> _Exercise objective_
What you return should be the full listing, exactly as given.

===== Dataset records

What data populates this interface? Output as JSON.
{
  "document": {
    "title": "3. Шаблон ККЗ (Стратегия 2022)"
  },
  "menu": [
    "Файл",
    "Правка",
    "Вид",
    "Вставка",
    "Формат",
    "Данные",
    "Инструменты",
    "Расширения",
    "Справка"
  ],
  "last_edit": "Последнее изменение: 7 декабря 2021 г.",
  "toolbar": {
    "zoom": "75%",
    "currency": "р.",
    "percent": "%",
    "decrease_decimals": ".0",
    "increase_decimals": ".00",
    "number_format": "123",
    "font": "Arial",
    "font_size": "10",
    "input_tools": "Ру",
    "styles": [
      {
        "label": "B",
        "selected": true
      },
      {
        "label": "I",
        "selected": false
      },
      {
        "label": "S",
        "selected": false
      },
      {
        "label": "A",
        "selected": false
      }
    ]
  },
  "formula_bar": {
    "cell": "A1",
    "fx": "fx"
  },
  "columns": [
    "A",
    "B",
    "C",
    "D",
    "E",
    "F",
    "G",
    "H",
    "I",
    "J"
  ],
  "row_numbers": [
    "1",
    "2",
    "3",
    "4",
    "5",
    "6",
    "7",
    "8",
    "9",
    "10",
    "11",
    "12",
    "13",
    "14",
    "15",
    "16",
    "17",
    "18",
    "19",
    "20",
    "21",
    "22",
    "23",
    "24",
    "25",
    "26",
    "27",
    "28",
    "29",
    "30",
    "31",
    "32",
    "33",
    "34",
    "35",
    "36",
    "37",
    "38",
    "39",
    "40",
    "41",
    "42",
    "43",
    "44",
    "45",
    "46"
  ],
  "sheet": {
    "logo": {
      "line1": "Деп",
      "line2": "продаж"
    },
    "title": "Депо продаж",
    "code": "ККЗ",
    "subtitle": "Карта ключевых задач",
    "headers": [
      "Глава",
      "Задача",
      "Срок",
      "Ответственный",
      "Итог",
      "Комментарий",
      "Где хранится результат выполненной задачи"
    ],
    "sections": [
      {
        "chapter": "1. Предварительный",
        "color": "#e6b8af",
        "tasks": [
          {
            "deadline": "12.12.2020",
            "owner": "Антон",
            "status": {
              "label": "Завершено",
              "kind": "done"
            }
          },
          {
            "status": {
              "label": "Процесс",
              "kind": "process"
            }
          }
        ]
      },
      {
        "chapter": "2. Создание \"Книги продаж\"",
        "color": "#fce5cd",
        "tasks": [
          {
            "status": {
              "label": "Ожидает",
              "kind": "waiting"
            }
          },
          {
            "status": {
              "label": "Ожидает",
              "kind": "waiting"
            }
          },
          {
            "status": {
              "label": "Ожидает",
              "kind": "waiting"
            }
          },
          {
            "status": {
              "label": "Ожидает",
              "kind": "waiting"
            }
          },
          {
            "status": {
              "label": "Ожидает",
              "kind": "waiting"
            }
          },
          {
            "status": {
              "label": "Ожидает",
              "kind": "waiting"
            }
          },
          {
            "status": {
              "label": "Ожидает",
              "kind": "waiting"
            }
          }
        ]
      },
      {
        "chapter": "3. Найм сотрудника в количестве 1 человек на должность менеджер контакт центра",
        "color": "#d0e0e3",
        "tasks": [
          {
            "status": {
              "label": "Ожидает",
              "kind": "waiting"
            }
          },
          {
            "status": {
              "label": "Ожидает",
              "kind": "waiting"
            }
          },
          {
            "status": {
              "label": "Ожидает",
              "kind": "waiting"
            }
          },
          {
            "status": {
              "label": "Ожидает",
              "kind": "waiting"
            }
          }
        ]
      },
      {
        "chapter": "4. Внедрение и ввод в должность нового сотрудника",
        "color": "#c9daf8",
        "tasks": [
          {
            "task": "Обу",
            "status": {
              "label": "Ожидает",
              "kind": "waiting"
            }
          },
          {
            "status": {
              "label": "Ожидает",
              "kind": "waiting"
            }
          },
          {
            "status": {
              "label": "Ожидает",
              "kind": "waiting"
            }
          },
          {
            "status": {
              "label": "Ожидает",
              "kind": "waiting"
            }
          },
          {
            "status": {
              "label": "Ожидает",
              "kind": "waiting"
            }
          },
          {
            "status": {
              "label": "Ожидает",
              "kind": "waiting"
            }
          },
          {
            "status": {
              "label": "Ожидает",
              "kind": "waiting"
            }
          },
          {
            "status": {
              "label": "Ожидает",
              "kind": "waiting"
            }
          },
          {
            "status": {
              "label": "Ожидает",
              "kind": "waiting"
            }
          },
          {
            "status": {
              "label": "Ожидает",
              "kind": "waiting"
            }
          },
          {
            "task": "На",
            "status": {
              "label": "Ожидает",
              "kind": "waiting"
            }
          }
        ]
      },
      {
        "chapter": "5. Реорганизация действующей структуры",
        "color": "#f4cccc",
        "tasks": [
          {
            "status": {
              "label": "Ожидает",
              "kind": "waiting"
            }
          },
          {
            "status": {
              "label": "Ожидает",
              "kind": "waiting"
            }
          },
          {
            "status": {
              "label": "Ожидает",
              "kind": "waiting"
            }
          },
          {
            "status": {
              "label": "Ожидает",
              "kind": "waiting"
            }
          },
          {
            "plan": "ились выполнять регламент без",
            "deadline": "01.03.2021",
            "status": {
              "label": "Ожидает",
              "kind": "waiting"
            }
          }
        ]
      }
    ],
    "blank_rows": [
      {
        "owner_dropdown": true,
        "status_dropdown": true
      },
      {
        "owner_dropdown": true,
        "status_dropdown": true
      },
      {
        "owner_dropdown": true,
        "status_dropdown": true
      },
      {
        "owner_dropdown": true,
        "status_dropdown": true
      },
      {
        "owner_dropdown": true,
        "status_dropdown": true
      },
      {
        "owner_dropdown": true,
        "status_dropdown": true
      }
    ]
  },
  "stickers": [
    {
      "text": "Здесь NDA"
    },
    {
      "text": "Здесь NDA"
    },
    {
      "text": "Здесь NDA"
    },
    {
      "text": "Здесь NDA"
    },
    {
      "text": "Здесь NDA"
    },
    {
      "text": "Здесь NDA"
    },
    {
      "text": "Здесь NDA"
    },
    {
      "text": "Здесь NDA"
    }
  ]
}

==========

> _Finished exercise_
What data populates this interface? Output as JSON.
{
  "document": {
    "title": "3. Шаблон ККЗ (Стратегия 2022)"
  },
  "menu": [
    "Файл",
    "Правка",
    "Вид",
    "Вставка",
    "Формат",
    "Данные",
    "Инструменты",
    "Расширения",
    "Справка"
  ],
  "last_edit": "Последнее изменение: 7 декабря 2021 г.",
  "toolbar": {
    "zoom": "75%",
    "currency": "р.",
    "percent": "%",
    "decrease_decimals": ".0",
    "increase_decimals": ".00",
    "number_format": "123",
    "font": "Arial",
    "font_size": "10",
    "input_tools": "Ру",
    "styles": [
      {
        "label": "B",
        "selected": true
      },
      {
        "label": "I",
        "selected": false
      },
      {
        "label": "S",
        "selected": false
      },
      {
        "label": "A",
        "selected": false
      }
    ]
  },
  "formula_bar": {
    "cell": "A1",
    "fx": "fx"
  },
  "columns": [
    "A",
    "B",
    "C",
    "D",
    "E",
    "F",
    "G",
    "H",
    "I",
    "J"
  ],
  "row_numbers": [
    "1",
    "2",
    "3",
    "4",
    "5",
    "6",
    "7",
    "8",
    "9",
    "10",
    "11",
    "12",
    "13",
    "14",
    "15",
    "16",
    "17",
    "18",
    "19",
    "20",
    "21",
    "22",
    "23",
    "24",
    "25",
    "26",
    "27",
    "28",
    "29",
    "30",
    "31",
    "32",
    "33",
    "34",
    "35",
    "36",
    "37",
    "38",
    "39",
    "40",
    "41",
    "42",
    "43",
    "44",
    "45",
    "46"
  ],
  "sheet": {
    "logo": {
      "line1": "Деп",
      "line2": "продаж"
    },
    "title": "Депо продаж",
    "code": "ККЗ",
    "subtitle": "Карта ключевых задач",
    "headers": [
      "Глава",
      "Задача",
      "Срок",
      "Ответственный",
      "Итог",
      "Комментарий",
      "Где хранится результат выполненной задачи"
    ],
    "sections": [
      {
        "chapter": "1. Предварительный",
        "color": "#e6b8af",
        "tasks": [
          {
            "deadline": "12.12.2020",
            "owner": "Антон",
            "status": {
              "label": "Завершено",
              "kind": "done"
            }
          },
          {
            "status": {
              "label": "Процесс",
              "kind": "process"
            }
          }
        ]
      },
      {
        "chapter": "2. Создание \"Книги продаж\"",
        "color": "#fce5cd",
        "tasks": [
          {
            "status": {
              "label": "Ожидает",
              "kind": "waiting"
            }
          },
          {
            "status": {
              "label": "Ожидает",
              "kind": "waiting"
            }
          },
          {
            "status": {
              "label": "Ожидает",
              "kind": "waiting"
            }
          },
          {
            "status": {
              "label": "Ожидает",
              "kind": "waiting"
            }
          },
          {
            "status": {
              "label": "Ожидает",
              "kind": "waiting"
            }
          },
          {
            "status": {
              "label": "Ожидает",
              "kind": "waiting"
            }
          },
          {
            "status": {
              "label": "Ожидает",
              "kind": "waiting"
            }
          }
        ]
      },
      {
        "chapter": "3. Найм сотрудника в количестве 1 человек на должность менеджер контакт центра",
        "color": "#d0e0e3",
        "tasks": [
          {
            "status": {
              "label": "Ожидает",
              "kind": "waiting"
            }
          },
          {
            "status": {
              "label": "Ожидает",
              "kind": "waiting"
            }
          },
          {
            "status": {
              "label": "Ожидает",
              "kind": "waiting"
            }
          },
          {
            "status": {
              "label": "Ожидает",
              "kind": "waiting"
            }
          }
        ]
      },
      {
        "chapter": "4. Внедрение и ввод в должность нового сотрудника",
        "color": "#c9daf8",
        "tasks": [
          {
            "task": "Обу",
            "status": {
              "label": "Ожидает",
              "kind": "waiting"
            }
          },
          {
            "status": {
              "label": "Ожидает",
              "kind": "waiting"
            }
          },
          {
            "status": {
              "label": "Ожидает",
              "kind": "waiting"
            }
          },
          {
            "status": {
              "label": "Ожидает",
              "kind": "waiting"
            }
          },
          {
            "status": {
              "label": "Ожидает",
              "kind": "waiting"
            }
          },
          {
            "status": {
              "label": "Ожидает",
              "kind": "waiting"
            }
          },
          {
            "status": {
              "label": "Ожидает",
              "kind": "waiting"
            }
          },
          {
            "status": {
              "label": "Ожидает",
              "kind": "waiting"
            }
          },
          {
            "status": {
              "label": "Ожидает",
              "kind": "waiting"
            }
          },
          {
            "status": {
              "label": "Ожидает",
              "kind": "waiting"
            }
          },
          {
            "task": "На",
            "status": {
              "label": "Ожидает",
              "kind": "waiting"
            }
          }
        ]
      },
      {
        "chapter": "5. Реорганизация действующей структуры",
        "color": "#f4cccc",
        "tasks": [
          {
            "status": {
              "label": "Ожидает",
              "kind": "waiting"
            }
          },
          {
            "status": {
              "label": "Ожидает",
              "kind": "waiting"
            }
          },
          {
            "status": {
              "label": "Ожидает",
              "kind": "waiting"
            }
          },
          {
            "status": {
              "label": "Ожидает",
              "kind": "waiting"
            }
          },
          {
            "plan": "ились выполнять регламент без",
            "deadline": "01.03.2021",
            "status": {
              "label": "Ожидает",
              "kind": "waiting"
            }
          }
        ]
      }
    ],
    "blank_rows": [
      {
        "owner_dropdown": true,
        "status_dropdown": true
      },
      {
        "owner_dropdown": true,
        "status_dropdown": true
      },
      {
        "owner_dropdown": true,
        "status_dropdown": true
      },
      {
        "owner_dropdown": true,
        "status_dropdown": true
      },
      {
        "owner_dropdown": true,
        "status_dropdown": true
      },
      {
        "owner_dropdown": true,
        "status_dropdown": true
      }
    ]
  },
  "stickers": [
    {
      "text": "Здесь NDA"
    },
    {
      "text": "Здесь NDA"
    },
    {
      "text": "Здесь NDA"
    },
    {
      "text": "Здесь NDA"
    },
    {
      "text": "Здесь NDA"
    },
    {
      "text": "Здесь NDA"
    },
    {
      "text": "Здесь NDA"
    },
    {
      "text": "Здесь NDA"
    }
  ]
}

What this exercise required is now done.